■ **Provided records**
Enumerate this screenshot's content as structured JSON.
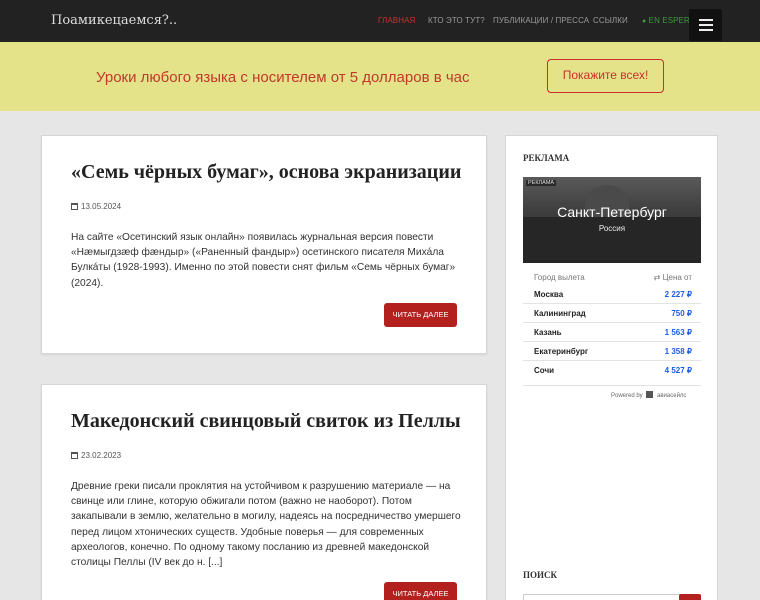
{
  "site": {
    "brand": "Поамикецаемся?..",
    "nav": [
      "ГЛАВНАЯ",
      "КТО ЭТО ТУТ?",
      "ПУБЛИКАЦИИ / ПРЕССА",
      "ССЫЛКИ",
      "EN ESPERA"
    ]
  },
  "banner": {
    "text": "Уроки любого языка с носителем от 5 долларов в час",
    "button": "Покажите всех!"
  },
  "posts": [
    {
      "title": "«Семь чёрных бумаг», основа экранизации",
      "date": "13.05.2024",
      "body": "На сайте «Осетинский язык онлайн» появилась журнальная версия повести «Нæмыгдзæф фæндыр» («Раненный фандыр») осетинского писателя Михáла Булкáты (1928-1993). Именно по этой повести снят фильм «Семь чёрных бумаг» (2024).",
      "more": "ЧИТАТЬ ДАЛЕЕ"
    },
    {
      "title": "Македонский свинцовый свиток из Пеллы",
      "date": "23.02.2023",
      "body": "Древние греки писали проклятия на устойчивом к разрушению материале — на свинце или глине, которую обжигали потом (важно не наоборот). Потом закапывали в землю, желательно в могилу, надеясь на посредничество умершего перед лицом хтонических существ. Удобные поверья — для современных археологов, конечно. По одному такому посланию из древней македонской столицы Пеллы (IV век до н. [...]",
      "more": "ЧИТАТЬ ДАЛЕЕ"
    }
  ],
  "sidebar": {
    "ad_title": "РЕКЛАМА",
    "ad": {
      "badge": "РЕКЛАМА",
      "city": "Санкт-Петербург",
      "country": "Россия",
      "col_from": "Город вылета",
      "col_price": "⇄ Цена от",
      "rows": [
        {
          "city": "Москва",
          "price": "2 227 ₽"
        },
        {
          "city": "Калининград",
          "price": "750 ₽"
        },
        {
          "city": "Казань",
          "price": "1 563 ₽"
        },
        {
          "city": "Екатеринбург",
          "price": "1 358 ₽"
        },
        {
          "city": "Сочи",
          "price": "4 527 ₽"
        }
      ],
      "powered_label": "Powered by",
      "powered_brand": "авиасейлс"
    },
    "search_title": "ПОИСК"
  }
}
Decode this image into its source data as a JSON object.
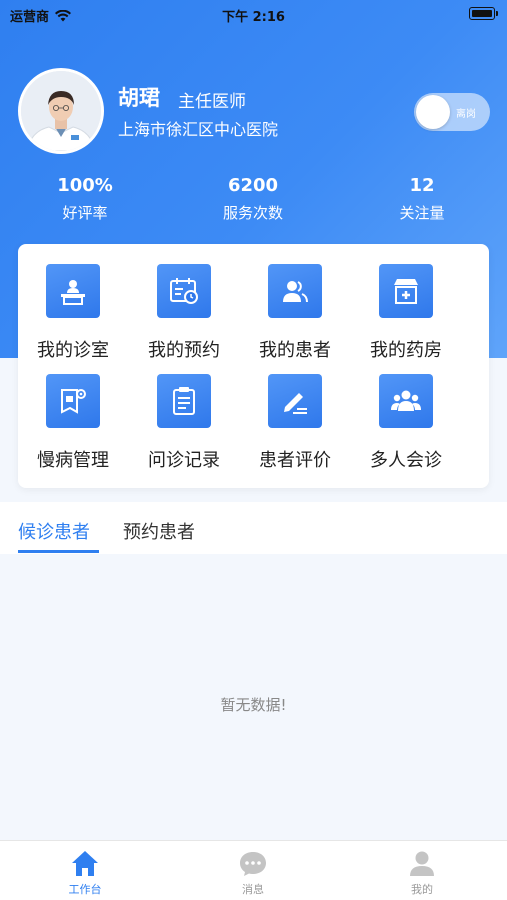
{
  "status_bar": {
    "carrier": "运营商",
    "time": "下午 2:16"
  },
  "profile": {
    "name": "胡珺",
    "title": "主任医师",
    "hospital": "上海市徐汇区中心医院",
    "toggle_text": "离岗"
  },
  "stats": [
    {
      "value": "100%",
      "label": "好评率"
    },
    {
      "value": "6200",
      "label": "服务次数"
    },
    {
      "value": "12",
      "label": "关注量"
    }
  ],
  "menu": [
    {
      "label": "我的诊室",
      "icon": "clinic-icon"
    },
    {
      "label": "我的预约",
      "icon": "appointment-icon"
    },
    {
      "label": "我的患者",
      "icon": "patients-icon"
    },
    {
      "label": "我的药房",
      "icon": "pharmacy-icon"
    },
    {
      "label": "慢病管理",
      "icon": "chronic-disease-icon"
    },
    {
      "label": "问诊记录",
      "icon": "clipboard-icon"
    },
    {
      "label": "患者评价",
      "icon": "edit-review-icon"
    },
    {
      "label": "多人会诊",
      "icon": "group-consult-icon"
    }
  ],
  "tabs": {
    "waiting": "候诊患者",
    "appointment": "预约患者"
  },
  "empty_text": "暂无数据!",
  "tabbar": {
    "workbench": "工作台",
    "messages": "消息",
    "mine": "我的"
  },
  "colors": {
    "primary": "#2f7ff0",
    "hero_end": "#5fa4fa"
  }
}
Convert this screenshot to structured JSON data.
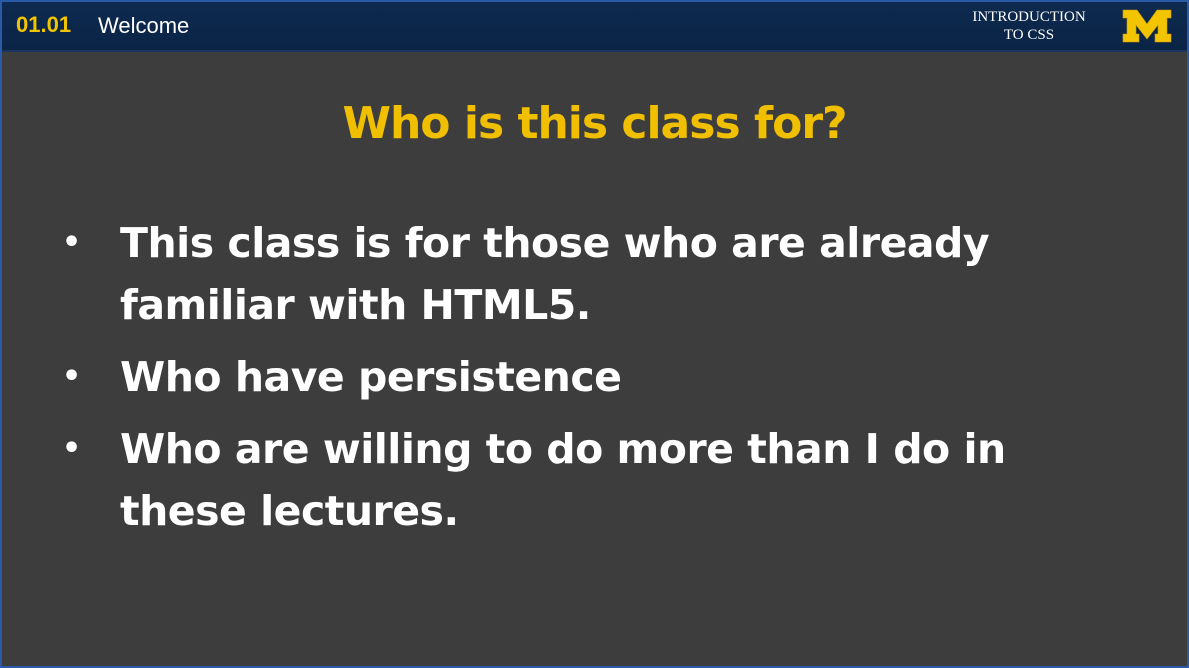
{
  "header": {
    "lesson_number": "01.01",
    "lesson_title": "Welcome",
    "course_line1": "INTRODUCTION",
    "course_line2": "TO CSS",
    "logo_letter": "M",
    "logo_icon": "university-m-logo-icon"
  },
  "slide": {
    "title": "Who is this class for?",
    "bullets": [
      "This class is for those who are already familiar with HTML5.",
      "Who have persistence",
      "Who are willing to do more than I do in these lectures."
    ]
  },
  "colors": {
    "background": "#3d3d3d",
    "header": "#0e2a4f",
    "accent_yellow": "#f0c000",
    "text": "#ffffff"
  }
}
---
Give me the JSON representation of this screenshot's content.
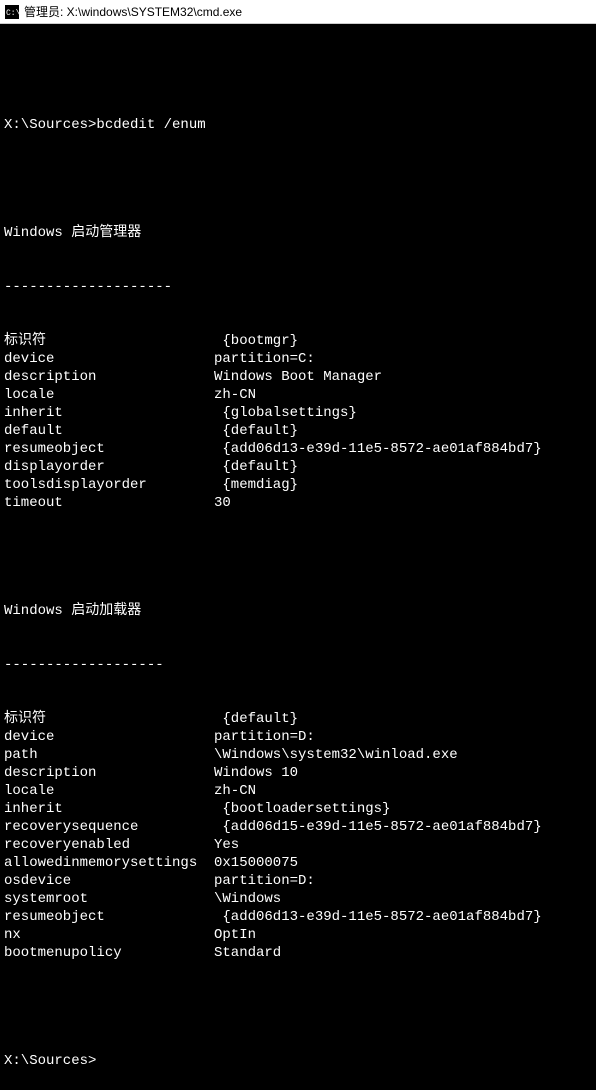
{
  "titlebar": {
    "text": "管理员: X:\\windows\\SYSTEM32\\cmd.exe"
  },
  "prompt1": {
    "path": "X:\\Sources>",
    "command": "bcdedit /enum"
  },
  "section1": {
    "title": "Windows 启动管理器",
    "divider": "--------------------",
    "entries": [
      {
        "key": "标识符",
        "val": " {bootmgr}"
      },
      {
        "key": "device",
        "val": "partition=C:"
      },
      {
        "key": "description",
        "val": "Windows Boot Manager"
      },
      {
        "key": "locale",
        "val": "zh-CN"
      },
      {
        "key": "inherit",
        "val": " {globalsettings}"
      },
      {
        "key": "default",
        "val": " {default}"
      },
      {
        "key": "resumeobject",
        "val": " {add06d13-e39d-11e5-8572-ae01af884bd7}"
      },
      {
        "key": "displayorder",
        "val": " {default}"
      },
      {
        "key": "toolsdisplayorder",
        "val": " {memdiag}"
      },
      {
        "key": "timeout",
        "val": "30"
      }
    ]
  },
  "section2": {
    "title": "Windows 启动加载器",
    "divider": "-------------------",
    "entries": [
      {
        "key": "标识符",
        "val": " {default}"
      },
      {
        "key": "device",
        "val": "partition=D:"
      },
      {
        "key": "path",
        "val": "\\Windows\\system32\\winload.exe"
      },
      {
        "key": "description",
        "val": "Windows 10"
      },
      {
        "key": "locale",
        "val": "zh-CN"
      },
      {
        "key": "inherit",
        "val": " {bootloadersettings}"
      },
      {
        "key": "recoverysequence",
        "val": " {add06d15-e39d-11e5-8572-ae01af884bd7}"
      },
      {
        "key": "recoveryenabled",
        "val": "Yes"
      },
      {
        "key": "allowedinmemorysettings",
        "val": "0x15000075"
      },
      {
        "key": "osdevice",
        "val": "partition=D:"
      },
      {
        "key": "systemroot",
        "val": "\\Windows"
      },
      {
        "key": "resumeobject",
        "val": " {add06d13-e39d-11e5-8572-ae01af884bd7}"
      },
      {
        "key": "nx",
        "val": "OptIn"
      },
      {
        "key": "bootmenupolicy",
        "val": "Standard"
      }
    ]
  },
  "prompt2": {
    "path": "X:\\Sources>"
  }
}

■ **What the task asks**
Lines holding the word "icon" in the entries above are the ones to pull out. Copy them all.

■ **Solution for this exercise**
      "icon": "clinic-icon"
      "icon": "appointment-icon"
      "icon": "patients-icon"
      "icon": "pharmacy-icon"
      "icon": "chronic-disease-icon"
      "icon": "clipboard-icon"
      "icon": "edit-review-icon"
      "icon": "group-consult-icon"
    "logo_icon": "university-m-logo-icon"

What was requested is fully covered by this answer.